SUPPLIED RECORDS section start

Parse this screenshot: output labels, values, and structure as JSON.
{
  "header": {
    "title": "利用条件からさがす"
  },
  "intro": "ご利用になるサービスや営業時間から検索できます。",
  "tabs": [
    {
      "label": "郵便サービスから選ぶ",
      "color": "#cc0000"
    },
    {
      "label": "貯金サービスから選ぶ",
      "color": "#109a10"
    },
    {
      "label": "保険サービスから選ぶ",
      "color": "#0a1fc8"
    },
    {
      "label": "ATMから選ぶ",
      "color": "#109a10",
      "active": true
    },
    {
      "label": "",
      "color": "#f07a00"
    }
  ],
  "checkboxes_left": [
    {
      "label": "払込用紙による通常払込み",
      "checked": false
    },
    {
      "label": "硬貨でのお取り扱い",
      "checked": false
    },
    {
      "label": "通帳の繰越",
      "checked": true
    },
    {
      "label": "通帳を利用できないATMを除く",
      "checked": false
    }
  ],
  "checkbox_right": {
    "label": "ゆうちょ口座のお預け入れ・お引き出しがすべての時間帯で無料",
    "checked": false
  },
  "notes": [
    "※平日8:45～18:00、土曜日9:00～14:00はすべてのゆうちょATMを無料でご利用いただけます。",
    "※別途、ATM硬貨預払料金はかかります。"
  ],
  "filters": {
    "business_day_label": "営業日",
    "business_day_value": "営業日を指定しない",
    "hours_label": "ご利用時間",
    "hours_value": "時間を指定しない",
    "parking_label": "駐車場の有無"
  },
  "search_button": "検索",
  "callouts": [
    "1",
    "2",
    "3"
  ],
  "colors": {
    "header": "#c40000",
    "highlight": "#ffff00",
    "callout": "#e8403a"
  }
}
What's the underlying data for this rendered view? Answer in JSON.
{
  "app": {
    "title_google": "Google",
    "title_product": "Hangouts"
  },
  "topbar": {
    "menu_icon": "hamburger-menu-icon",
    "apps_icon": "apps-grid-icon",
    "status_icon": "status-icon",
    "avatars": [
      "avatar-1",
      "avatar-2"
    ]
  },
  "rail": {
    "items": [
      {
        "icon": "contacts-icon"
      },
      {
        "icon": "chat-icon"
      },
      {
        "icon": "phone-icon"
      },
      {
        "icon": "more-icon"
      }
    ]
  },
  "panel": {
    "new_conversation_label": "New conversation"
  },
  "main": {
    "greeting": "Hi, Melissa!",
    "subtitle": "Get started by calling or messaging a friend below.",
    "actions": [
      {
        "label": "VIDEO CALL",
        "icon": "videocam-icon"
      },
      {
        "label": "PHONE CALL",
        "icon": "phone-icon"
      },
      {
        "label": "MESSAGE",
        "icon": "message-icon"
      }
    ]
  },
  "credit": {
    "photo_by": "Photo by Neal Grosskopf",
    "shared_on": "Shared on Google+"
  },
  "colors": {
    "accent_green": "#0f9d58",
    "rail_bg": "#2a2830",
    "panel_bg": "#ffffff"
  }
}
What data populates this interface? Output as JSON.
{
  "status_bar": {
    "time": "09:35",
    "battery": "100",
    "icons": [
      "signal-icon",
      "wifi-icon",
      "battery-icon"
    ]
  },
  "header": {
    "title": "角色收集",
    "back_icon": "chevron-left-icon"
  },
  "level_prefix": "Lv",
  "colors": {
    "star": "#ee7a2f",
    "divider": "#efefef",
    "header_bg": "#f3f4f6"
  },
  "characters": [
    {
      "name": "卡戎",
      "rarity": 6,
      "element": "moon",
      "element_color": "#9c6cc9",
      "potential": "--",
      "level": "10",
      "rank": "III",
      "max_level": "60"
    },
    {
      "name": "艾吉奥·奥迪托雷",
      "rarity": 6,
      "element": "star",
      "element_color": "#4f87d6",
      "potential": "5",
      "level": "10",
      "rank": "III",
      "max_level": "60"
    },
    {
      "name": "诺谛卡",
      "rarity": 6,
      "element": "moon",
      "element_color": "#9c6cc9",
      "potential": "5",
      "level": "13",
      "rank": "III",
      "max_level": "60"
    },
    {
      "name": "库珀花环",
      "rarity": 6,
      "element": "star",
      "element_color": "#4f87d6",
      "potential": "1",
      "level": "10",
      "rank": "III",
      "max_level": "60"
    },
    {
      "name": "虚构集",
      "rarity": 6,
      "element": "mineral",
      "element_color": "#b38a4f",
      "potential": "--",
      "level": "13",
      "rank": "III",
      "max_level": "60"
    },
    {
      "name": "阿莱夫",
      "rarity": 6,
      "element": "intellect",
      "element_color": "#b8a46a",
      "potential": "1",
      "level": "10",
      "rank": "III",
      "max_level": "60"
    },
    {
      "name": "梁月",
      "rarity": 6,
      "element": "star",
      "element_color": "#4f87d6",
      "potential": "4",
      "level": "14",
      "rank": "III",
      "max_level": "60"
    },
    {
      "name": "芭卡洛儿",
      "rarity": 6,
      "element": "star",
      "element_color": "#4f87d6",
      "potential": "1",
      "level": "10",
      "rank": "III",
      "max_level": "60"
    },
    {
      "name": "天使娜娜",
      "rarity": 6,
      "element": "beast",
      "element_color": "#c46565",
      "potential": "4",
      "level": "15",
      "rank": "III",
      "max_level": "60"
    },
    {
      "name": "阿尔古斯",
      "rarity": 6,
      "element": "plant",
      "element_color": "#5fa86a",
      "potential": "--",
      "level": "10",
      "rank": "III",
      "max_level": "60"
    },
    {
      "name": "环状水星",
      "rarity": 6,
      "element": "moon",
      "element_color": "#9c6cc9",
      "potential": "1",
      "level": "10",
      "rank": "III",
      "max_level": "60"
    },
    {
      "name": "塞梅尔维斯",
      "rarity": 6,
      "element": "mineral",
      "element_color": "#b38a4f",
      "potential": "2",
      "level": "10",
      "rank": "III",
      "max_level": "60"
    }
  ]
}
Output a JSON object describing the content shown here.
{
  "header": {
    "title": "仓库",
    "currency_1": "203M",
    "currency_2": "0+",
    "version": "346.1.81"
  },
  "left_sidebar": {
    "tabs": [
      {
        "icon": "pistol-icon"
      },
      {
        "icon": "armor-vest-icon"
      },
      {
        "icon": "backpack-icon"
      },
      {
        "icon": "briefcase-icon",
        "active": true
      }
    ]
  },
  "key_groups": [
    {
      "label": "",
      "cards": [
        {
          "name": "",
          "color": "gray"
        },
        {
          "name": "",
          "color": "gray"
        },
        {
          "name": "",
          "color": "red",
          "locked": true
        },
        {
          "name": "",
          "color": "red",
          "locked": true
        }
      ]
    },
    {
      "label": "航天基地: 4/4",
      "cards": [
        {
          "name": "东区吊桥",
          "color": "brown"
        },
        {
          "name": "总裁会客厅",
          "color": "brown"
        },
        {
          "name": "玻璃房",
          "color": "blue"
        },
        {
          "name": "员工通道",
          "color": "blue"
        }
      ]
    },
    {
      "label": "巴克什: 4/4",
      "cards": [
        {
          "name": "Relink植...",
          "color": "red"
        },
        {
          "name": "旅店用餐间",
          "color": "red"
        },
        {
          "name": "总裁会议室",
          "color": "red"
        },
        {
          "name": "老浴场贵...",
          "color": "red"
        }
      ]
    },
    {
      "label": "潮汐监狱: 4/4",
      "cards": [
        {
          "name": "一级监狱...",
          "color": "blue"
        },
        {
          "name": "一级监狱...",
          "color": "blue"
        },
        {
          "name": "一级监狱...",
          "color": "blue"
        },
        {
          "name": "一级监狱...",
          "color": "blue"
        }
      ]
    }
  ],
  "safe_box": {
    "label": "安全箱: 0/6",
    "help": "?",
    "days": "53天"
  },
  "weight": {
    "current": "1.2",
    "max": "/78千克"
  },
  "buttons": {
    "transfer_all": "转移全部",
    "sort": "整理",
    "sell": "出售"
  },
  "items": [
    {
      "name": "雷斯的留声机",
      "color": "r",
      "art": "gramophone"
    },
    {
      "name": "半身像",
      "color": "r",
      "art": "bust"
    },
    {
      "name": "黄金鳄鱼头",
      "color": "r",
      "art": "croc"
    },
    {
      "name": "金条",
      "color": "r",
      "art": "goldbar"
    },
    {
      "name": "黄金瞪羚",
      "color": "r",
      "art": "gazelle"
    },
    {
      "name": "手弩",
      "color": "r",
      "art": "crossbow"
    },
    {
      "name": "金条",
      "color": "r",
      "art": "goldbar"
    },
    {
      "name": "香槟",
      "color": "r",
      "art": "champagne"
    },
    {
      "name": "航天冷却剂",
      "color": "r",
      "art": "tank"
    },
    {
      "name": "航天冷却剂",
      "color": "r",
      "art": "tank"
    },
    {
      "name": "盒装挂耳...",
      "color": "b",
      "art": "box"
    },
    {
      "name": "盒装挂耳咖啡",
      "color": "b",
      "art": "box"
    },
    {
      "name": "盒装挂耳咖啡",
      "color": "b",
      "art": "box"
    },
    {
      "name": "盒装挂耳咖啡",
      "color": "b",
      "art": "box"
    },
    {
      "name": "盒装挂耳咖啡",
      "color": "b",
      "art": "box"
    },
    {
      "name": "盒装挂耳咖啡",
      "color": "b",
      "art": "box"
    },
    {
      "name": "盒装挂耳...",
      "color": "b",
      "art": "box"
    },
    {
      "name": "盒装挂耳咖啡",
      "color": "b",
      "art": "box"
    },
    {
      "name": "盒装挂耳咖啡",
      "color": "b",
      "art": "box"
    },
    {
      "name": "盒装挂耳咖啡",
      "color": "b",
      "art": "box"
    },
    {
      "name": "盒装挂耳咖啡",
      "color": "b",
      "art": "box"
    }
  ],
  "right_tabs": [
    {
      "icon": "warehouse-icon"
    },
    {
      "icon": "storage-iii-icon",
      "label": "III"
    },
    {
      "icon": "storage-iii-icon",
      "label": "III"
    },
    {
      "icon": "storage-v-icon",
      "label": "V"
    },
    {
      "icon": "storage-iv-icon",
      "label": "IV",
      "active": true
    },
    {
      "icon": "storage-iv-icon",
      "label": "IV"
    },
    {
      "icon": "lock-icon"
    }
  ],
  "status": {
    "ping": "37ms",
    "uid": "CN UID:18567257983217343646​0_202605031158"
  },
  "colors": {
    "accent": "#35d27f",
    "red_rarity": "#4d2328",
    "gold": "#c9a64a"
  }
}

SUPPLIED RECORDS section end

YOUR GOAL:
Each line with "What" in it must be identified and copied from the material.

TASK OUTPUT:
What's the underlying data for this rendered view? Answer in JSON.
What data populates this interface? Output as JSON.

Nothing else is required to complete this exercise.